The Social Security Administration says that a visual acuity of 20/80 is not “bad” enough for a person to be legally blind. The Emory Eye Center says that people with 20/80 vision may need glasses or contact lenses to help them see well enough to do simple things like write a check or read the newspaper.
The Social Security Act says that a person is legally blind if they can see 20/200 or less with their eyes corrected. Since there are no lines between 20/100 and 20/200 on the Snellen acuity chart, also known as the eye chart with the big “E” at the top, Social Security considers anyone who can’t read any letters on the 20/100 line to be legally blind.
People with 20/80 vision can see things from 20 feet away that people with normal or 20/20 vision can see from 80 feet away. The Snellen acuity chart measures how well a patient can see, but it doesn’t say why he can’t see well. Ophthalmic Technician says that doctors work with the patient to find this out and make the necessary changes.

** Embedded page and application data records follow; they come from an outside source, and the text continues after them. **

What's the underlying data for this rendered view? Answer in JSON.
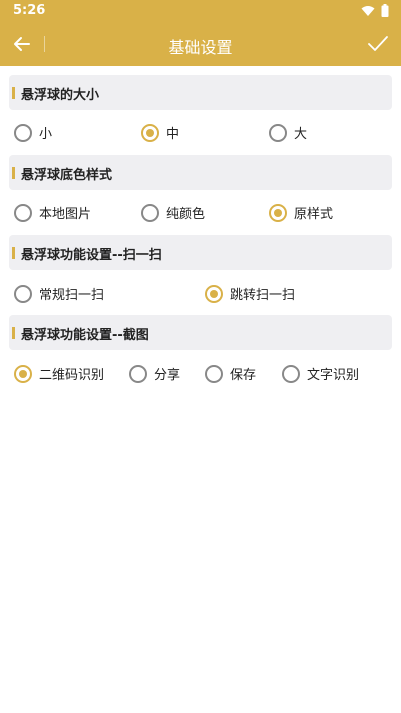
{
  "status": {
    "time": "5:26"
  },
  "appbar": {
    "title": "基础设置"
  },
  "sections": [
    {
      "title": "悬浮球的大小",
      "options": [
        {
          "label": "小",
          "selected": false
        },
        {
          "label": "中",
          "selected": true
        },
        {
          "label": "大",
          "selected": false
        }
      ]
    },
    {
      "title": "悬浮球底色样式",
      "options": [
        {
          "label": "本地图片",
          "selected": false
        },
        {
          "label": "纯颜色",
          "selected": false
        },
        {
          "label": "原样式",
          "selected": true
        }
      ]
    },
    {
      "title": "悬浮球功能设置--扫一扫",
      "options": [
        {
          "label": "常规扫一扫",
          "selected": false
        },
        {
          "label": "跳转扫一扫",
          "selected": true
        }
      ]
    },
    {
      "title": "悬浮球功能设置--截图",
      "options": [
        {
          "label": "二维码识别",
          "selected": true
        },
        {
          "label": "分享",
          "selected": false
        },
        {
          "label": "保存",
          "selected": false
        },
        {
          "label": "文字识别",
          "selected": false
        }
      ]
    }
  ],
  "colors": {
    "accent": "#d9b148",
    "section_bg": "#efeff2"
  },
  "icons": {
    "back": "arrow-left-icon",
    "confirm": "check-icon",
    "wifi": "wifi-icon",
    "battery": "battery-icon"
  }
}
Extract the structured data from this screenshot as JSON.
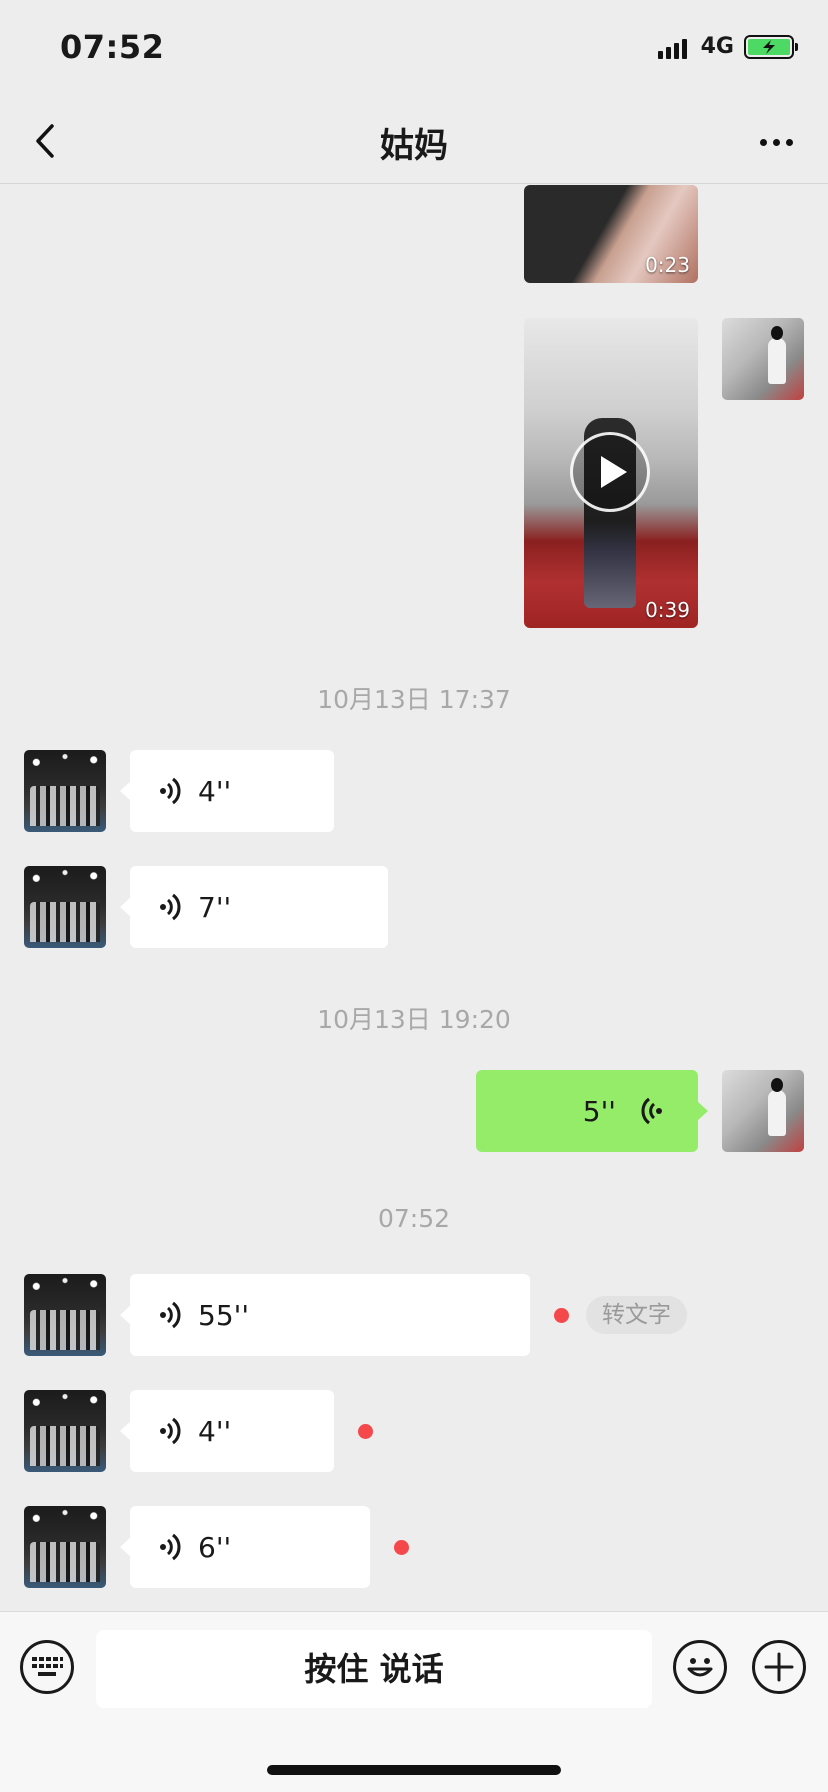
{
  "status_bar": {
    "time": "07:52",
    "network": "4G"
  },
  "nav": {
    "title": "姑妈",
    "back_icon": "chevron-left-icon",
    "more_icon": "more-dots-icon"
  },
  "messages": {
    "video_1": {
      "duration": "0:23"
    },
    "video_2": {
      "duration": "0:39"
    },
    "ts_1": "10月13日 17:37",
    "voice_1": {
      "length": "4''"
    },
    "voice_2": {
      "length": "7''"
    },
    "ts_2": "10月13日 19:20",
    "voice_me": {
      "length": "5''"
    },
    "ts_3": "07:52",
    "voice_3": {
      "length": "55''",
      "to_text": "转文字"
    },
    "voice_4": {
      "length": "4''"
    },
    "voice_5": {
      "length": "6''"
    }
  },
  "input_bar": {
    "hold_to_talk": "按住 说话",
    "keyboard_icon": "keyboard-icon",
    "emoji_icon": "emoji-icon",
    "plus_icon": "plus-icon"
  },
  "colors": {
    "background": "#ededed",
    "my_bubble": "#95ec69",
    "their_bubble": "#ffffff",
    "unread_dot": "#f5484a"
  }
}
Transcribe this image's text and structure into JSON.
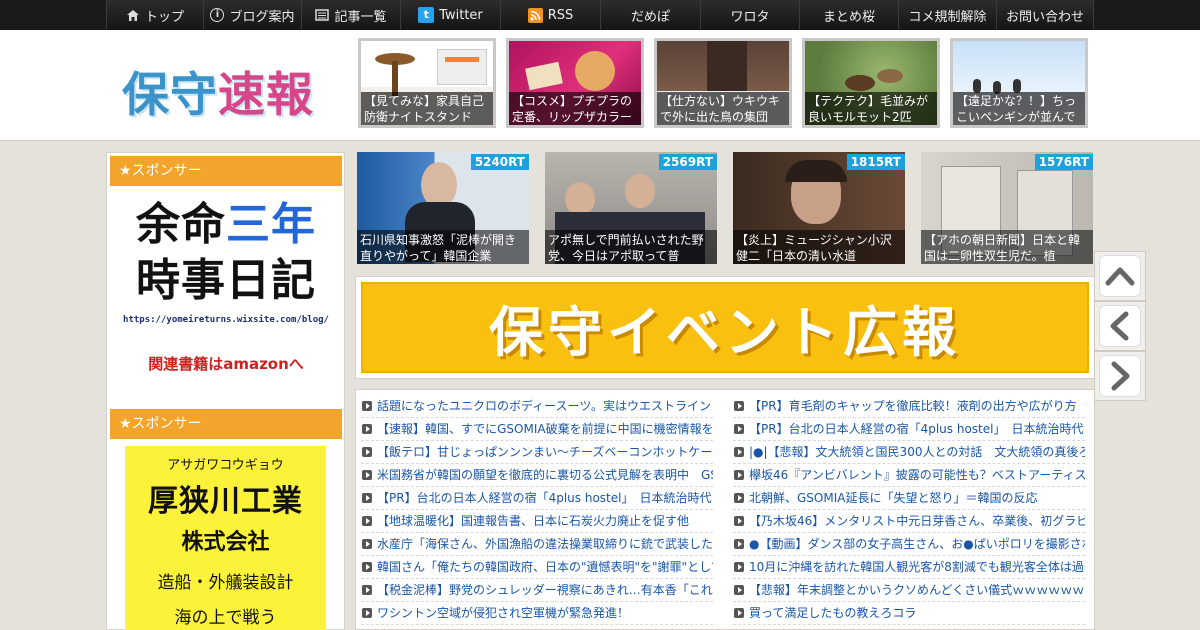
{
  "nav": {
    "items": [
      {
        "label": "トップ",
        "icon": "home-icon"
      },
      {
        "label": "ブログ案内",
        "icon": "info-icon"
      },
      {
        "label": "記事一覧",
        "icon": "list-icon"
      },
      {
        "label": "Twitter",
        "icon": "twitter-icon"
      },
      {
        "label": "RSS",
        "icon": "rss-icon"
      },
      {
        "label": "だめぽ",
        "icon": ""
      },
      {
        "label": "ワロタ",
        "icon": ""
      },
      {
        "label": "まとめ桜",
        "icon": ""
      },
      {
        "label": "コメ規制解除",
        "icon": ""
      },
      {
        "label": "お問い合わせ",
        "icon": ""
      }
    ]
  },
  "header": {
    "logo_text_a": "保守",
    "logo_text_b": "速報",
    "thumbs": [
      {
        "caption": "【見てみな】家具自己防衛ナイトスタンド"
      },
      {
        "caption": "【コスメ】プチプラの定番、リップザカラーの新色"
      },
      {
        "caption": "【仕方ない】ウキウキで外に出た鳥の集団"
      },
      {
        "caption": "【テクテク】毛並みが良いモルモット2匹"
      },
      {
        "caption": "【遠足かな？！】ちっこいペンギンが並んで"
      }
    ]
  },
  "sidebar": {
    "sponsor_title_1": "★スポンサー",
    "ad1": {
      "line1_a": "余命",
      "line1_b": "三年",
      "line2": "時事日記",
      "url": "https://yomeireturns.wixsite.com/blog/",
      "amazon": "関連書籍はamazonへ"
    },
    "sponsor_title_2": "★スポンサー",
    "ad2": {
      "kana": "アサガワコウギョウ",
      "name": "厚狭川工業",
      "corp": "株式会社",
      "desc": "造船・外艤装設計",
      "tail": "海の上で戦う"
    }
  },
  "rt_cards": [
    {
      "count": "5240RT",
      "caption": "石川県知事激怒「泥棒が開き直りやがって」韓国企業"
    },
    {
      "count": "2569RT",
      "caption": "アポ無しで門前払いされた野党、今日はアポ取って普"
    },
    {
      "count": "1815RT",
      "caption": "【炎上】ミュージシャン小沢健二「日本の清い水道"
    },
    {
      "count": "1576RT",
      "caption": "【アホの朝日新聞】日本と韓国は二卵性双生児だ。植"
    }
  ],
  "banner": {
    "text": "保守イベント広報"
  },
  "articles_left": [
    "話題になったユニクロのボディースーツ。実はウエストライン",
    "【速報】韓国、すでにGSOMIA破棄を前提に中国に機密情報を",
    "【飯テロ】甘じょっぱンンンまい〜チーズベーコンホットケー",
    "米国務省が韓国の願望を徹底的に裏切る公式見解を表明中　GS",
    "【PR】台北の日本人経営の宿「4plus hostel」　日本統治時代に",
    "【地球温暖化】国連報告書、日本に石炭火力廃止を促す他",
    "水産庁「海保さん、外国漁船の違法操業取締りに銃で武装した",
    "韓国さん「俺たちの韓国政府、日本の\"遺憾表明\"を\"謝罪\"として",
    "【税金泥棒】野党のシュレッダー視察にあきれ…有本香「これ",
    "ワシントン空域が侵犯され空軍機が緊急発進！"
  ],
  "articles_right": [
    "【PR】育毛剤のキャップを徹底比較！液剤の出方や広がり方",
    "【PR】台北の日本人経営の宿「4plus hostel」　日本統治時代に",
    "|●|【悲報】文大統領と国民300人との対話　文大統領の真後ろで",
    "欅坂46『アンビバレント』披露の可能性も？ベストアーティス",
    "北朝鮮、GSOMIA延長に「失望と怒り」＝韓国の反応",
    "【乃木坂46】メンタリスト中元日芽香さん、卒業後、初グラビ",
    "●【動画】ダンス部の女子高生さん、お●ぱいポロリを撮影され",
    "10月に沖縄を訪れた韓国人観光客が8割減でも観光客全体は過去",
    "【悲報】年末調整とかいうクソめんどくさい儀式ｗｗｗｗｗｗ",
    "買って満足したもの教えろコラ"
  ],
  "controls": [
    {
      "icon": "chevron-up-icon"
    },
    {
      "icon": "chevron-left-icon"
    },
    {
      "icon": "chevron-right-icon"
    }
  ]
}
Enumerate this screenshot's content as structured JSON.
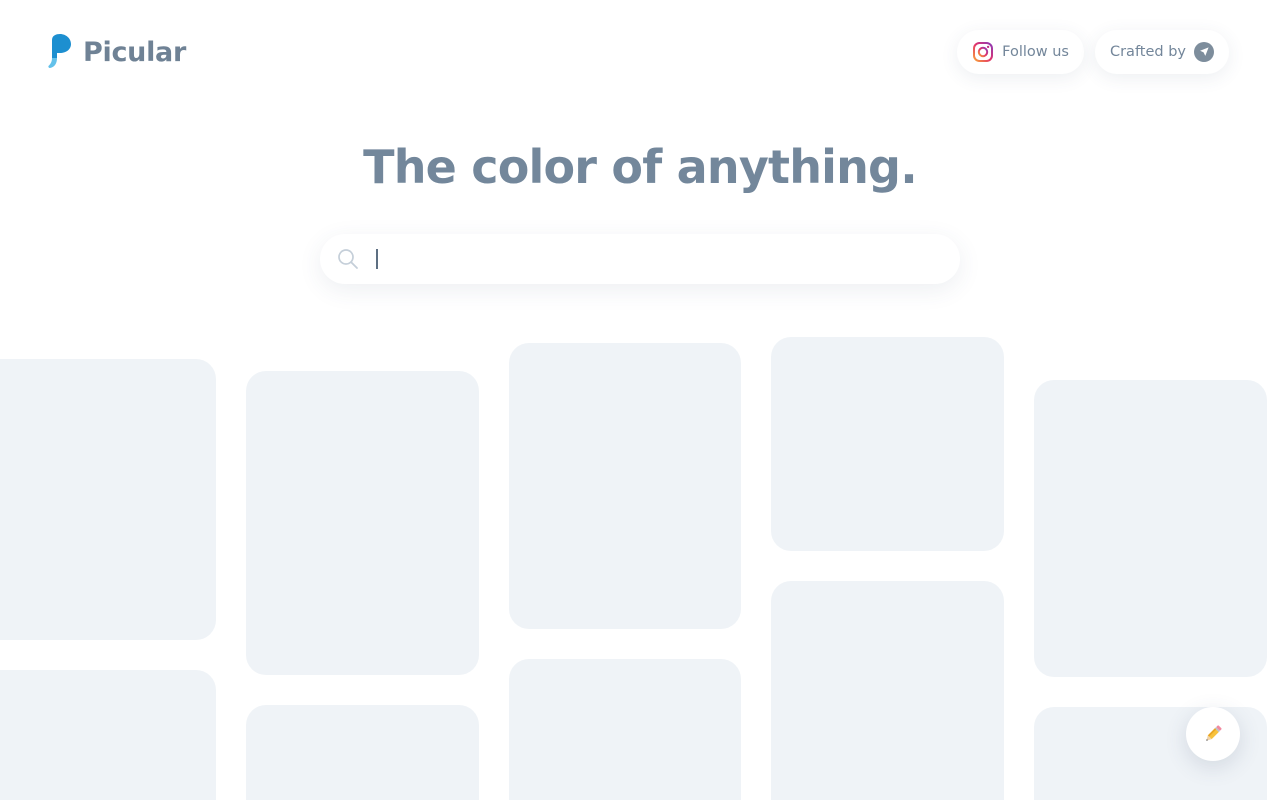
{
  "brand": {
    "name": "Picular",
    "colors": {
      "logo_dark": "#1d8fd0",
      "logo_light": "#63c1ea",
      "text": "#6f8295"
    }
  },
  "header": {
    "follow": {
      "label": "Follow us",
      "icon": "instagram-icon"
    },
    "crafted": {
      "label": "Crafted by",
      "icon": "compass-icon"
    }
  },
  "hero": {
    "headline": "The color of anything.",
    "search": {
      "value": "",
      "placeholder": "",
      "icon": "search-icon"
    }
  },
  "results": {
    "state": "loading",
    "placeholder_color": "#eff3f7",
    "columns": 5,
    "cards_visible": 10
  },
  "fab": {
    "icon": "pencil-icon"
  }
}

The American Medical Society says that to drive a car in all but three states, a person must have their better eye’s vision fixed to at least 20/40. Drivers who need glasses to meet these rules have licences with restrictions. Commercial drivers have to follow rules set by the federal government that are even stricter than those for other drivers.